January, many parents are feeling anxious about their children
with disabilities. In some cases, children are not receiving appropriate
special Ed services and are not making progress. As school enforce
"zero tolerance" policies, more children are being disciplined
for reasons related to their disabilities.
2. States Sit on 5.7 Billion in Federal Education Funds
weeks ago, Sue Heath (research editor and co-author of Wrightslaw:
No Child Left Behind) learned that states returned millions
in unspent federal funds to the U.S. Treasury, and did not spend
these funds on education. (Read States
Send Millions Back to Feds)
3. Before You Hire a Lay Advocate or an Attorney by Jennifer Bollero, Esq.
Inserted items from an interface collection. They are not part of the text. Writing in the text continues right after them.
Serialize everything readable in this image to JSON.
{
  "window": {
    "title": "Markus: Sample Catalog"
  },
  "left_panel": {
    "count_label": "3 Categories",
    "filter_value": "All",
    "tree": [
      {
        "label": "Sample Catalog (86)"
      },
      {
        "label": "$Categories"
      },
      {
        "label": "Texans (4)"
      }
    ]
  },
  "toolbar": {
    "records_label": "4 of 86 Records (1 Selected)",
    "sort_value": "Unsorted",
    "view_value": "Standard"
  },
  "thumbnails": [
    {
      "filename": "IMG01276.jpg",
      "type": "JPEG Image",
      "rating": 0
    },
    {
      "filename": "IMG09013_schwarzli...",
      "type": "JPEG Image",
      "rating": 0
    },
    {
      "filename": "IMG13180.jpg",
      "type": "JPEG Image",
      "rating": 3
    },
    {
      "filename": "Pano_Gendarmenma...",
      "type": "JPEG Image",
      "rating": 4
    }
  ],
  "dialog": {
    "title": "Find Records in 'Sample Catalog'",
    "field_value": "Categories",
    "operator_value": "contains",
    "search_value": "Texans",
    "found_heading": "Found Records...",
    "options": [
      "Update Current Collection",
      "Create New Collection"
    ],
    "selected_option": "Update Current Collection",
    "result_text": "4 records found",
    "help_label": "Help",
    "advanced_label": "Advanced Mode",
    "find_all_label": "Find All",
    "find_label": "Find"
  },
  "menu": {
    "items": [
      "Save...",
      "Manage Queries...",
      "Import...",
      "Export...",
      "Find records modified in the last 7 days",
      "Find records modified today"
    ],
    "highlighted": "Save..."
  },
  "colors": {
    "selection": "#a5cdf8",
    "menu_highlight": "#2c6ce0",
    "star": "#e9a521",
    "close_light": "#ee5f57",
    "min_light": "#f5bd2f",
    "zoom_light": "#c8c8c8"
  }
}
to parent attorney Jennifer Bollero, the decision to hire an advocate
is unique to each case. If
the parents decide they could do a more effective job of negotiating
for their child with help from a third party, it helps to have
guidelines to evaluate the persons they are interviewing for the
job. And you should trust your instincts!
In Before You Hire a Lay Advocate, Ms. Bollero explains that a lay advocate should be:
properly trained in special education law
You Hire an Attorney, Ms. Bollero advises that the attorney
4. Working with Independent Evaluators and Educational Consultants
If you need help in developing goals and objectives for your child, consult with a psychologist, educational diagnostician, or consultant. A consultant will give you valuable information and help.
Working with Independent Evaluators and Educational Consultants is a short article about:
Types of Consultants / Evaluators
5. Help from the Yellow Pages for Kids with Disabilities
If you are looking for help or
a helper, visit the Yellow
Pages for Kids. When
you visit your state Yellow
Pages, you will find many resources - evaluators, therapists,
tutors, special Ed schools, and parent support groups. You will
also find information about government programs, grassroots organizations,
and support groups. Yellow
Pages for Kids with Disabilities
6. Council of Parent Attorneys & Advocates (COPAA) Conference in San Francisco, March 11-14, 2004
The Sixth Annual Conference of the Council of Parent Attorneys and Advocates (COPAA), a national organization of parents of special education students and their advocates and lawyers, will be held on March 11-14, 2004 in San Francisco.
This information-packed event features workshops and trainings for parents, parent advocates and parent attorneys on dozens of topics.
Check out the Pre-Conference Skills Trainings (Thursday and Friday, March 11-12, 2004)
Survival Guide for New IDEA Attorneys
Midwest March: Pete & Pam Coming to Missouri, Illinois,
Indiana & Michigan in February!
Our 2004 schedule also includes programs in:
NH (Boot Camp) - March 26-27
8. Discounts & Exam Copies
50% Discount on Bulk Purchases of Wrightslaw Books -The Advocacy Challenge Discount is a 50-60% discount on bulk purchases of Wrightslaw books for groups and individuals who purchase boxes of books. If you are a special Ed organization, parent group, teach an advocacy class, or engage in a similar venture, check out the Advocacy Challenge Discount.
Exam Copies - Teachers in colleges and universities around the country use Wrightslaw books in education, special education and special education law courses. Learn more
Wrightslaw books are reasonably priced ($29.95) - easy on tight student budgets.
9. Subscription & Contact Info